Indecent exposure carries the classification of “sex crime” in Texas. As a result, the penalties for indecent exposure include jail sentences, prison time, and severe fines. The ultimate sentence that you will receive for indecent exposure depends upon a number of factors that the court must consider about your case.
Who witnessed your actions?
One of the major considerations that courts examine when sentencing sex crimes is the effect on potential victims. In the case of indecent exposure, the court typically considers the following factors about your witnesses:
- Did you intend to expose yourself to another person?
- Did your exposure involve a child?
Does the crime qualify as indecent exposure?
Simply exposing yourself in public does not meet the legal definition of indecent exposure, though other sex-related crimes may apply.
To meet the definition of indecent exposure, your actions must include all of the following:
- You must have exposed your genitals, anus or buttocks.
- You acted with the purpose of causing sexual arousal.
- Your behavior did not consider the presence of potential victims who might be alarmed, humiliated or offended.
Have you committed previous sex crimes?
Does your record include previous convictions for sex crimes? If so, you may receive a longer sentence. The state typically requires previous offenders to register on the sex crime registry. Even if your indecent exposure did not involve children, placement on the sex crimes registry limits your ability to live near parks, playgrounds and schools.
How will the court’s decisions impact your life?
Conviction of an indecent exposure charge results in a permanent criminal record. Since it is listed as a sex crime, conviction prevents you from holding many jobs or qualifying for professional licensure.
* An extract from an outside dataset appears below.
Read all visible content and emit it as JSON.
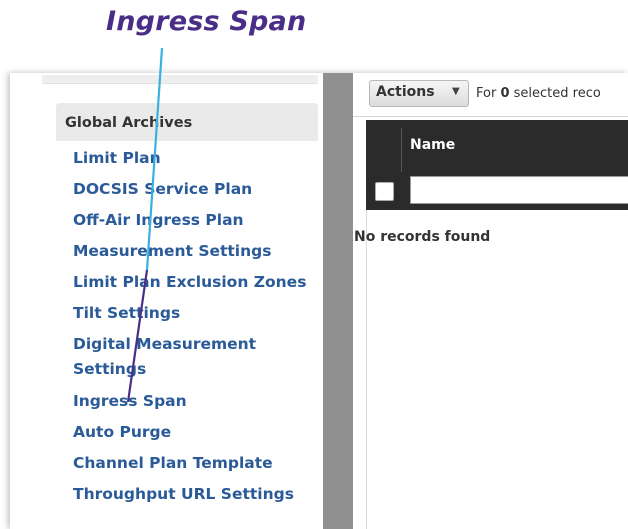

You must also contend with the embarrassment that accompanies sex crime conviction.